Instead, Fulham will invest in their central defense, either bringing in a quality player escaping a relegated team, a cast-off from elsewhere in the league, or a young hot-shot from a somewhat inferior league who has proven that he is ready to make the jump (I heard of guy playing in Glasgow who fits the bill…).
Whether Ream will dutifully stick around to remain as a bench option when needed, or leave for greener pastures – elsewhere in the Championship or back to MLS – will likely be sorted out in July and August.
Will Tim Weah or Ricardo Pepi score their first European goal of the season?
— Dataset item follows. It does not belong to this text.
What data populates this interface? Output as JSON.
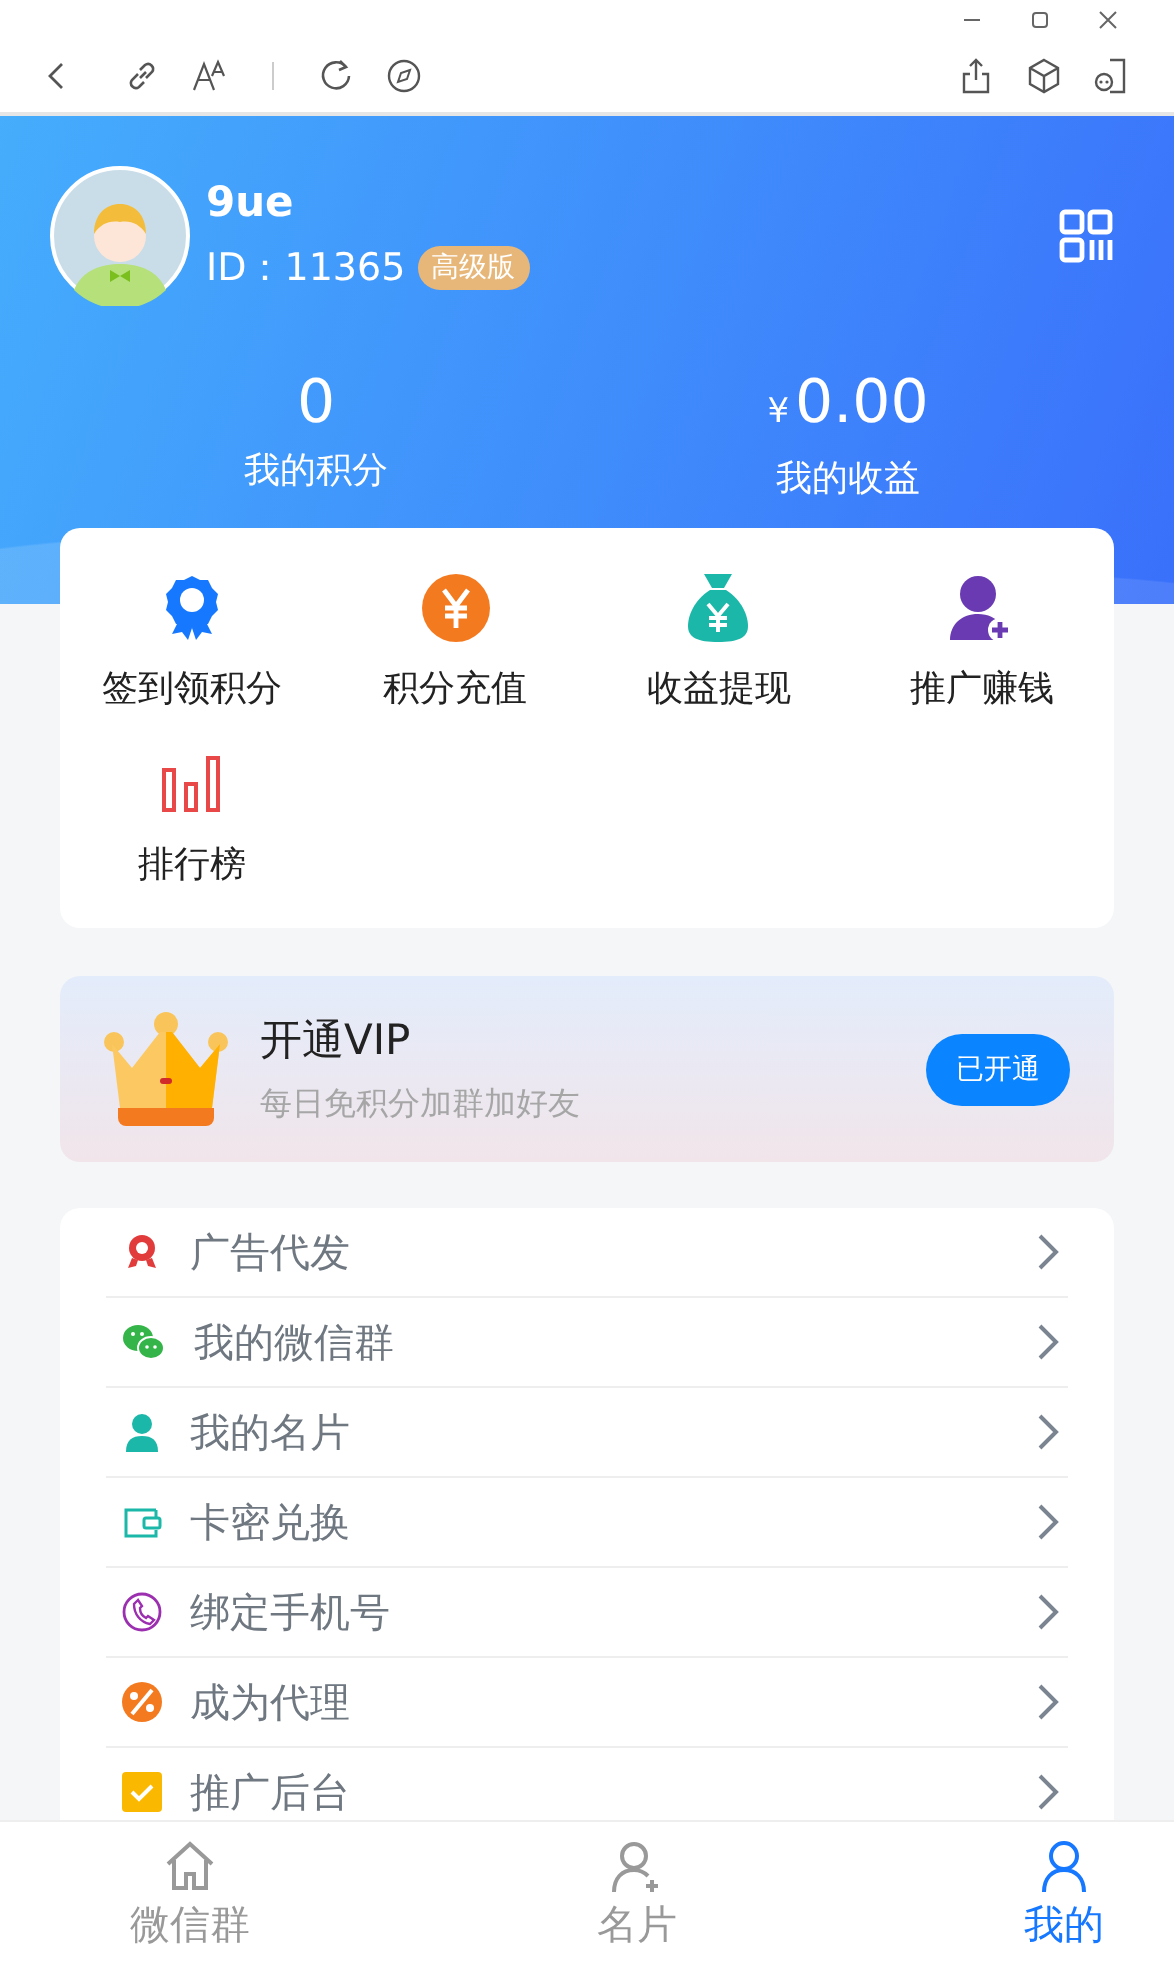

Since this is already getting long, I’ll keep the rest short…although not as short as the list of 2022 goals for Tim Weah and Ricardo Pepi.
Cheap-shots aside, these two attackers are integral for the USMNT’s success, but have both been withering in 2022. Neither has scored or set up a goal in any competitive game for club or country this year.
Certainly, both have extenuating circumstances. Weah has fought some injuries, was recently suspended, and has played second fiddle to the emergent superstar Jonathan David. Pepi is on a mediocre team that is often overwhelmed and trying to keep a step ahead of relegation.
Eventually, the excuses have to stop, talent overcomes those things hindering good players, and dam breaks. In other worse, eventually Weah and Pepi will put one into the opponent’s net.
Weah returns from suspension in time for Lille’s game against Lens on Saturday, a matchup that sees both teams fighting to jump into the European places. It’s more likely that Weah features as a sub than starts, but he can still do damage from the bench.
Pepi has been starting again as of late, helped by some absences in Augsburg’s squad, but has far from impressed in the role. Similar to Weah, it’s more likely that the 18 year-old comes off the bench this weekend. Their home game against second-bottom Hertha on Saturday is winnable, and with Hertha being defensively atrocious (allowing 66 goals through 29 games) this will be his best chance to open his scoring account before the season ends.
…that is until they close the season hosting Fürth (72 allowed in 29 games) in mid-May.
Does Haji Wright keep his hot streak running?
On the subject of attackers, Haji Wright has been on a tear in the Turkish SüperLig. Since returning to the Antalyaspor starting lineup four games ago, he has scored four goals and served up one assist, with the team winning all four games to keep open their narrow chance of claiming a European spot.
I say “narrow” very generously since they have a six-point gap to make up with only six games left.
Antalya visit Alanya on Saturday, one of the teams they would have to overtake if they want to reach the top four and claim a spot in the highly esteemed Europa Conference League.
More interestingly, the game will be another test of whether Wright’s recent streak is the emergence of a player who is finally putting together his substantial, albeit often frustrating, talent, or a well-timed fluke at the end of a loan.
Despite their lofty sixth-place standing, Alanya is surprisingly poor on the defensive side, allowing 52 goals through 32 games. This is fourth-worst in the 20-team league, and only one team who has allowed more goals is outside of the relegation places.
Wright is still likely a long way from being considered by Gregg Berhalter for the USMNT, even if the Turkish media might seem to think otherwise.
Still, his current loan with Antalya ends after only a few more games, and a strong end to this season will mean that he can aim higher than simply returning to Denmark’s SønderjyskE to play out the final year of his contract with the team.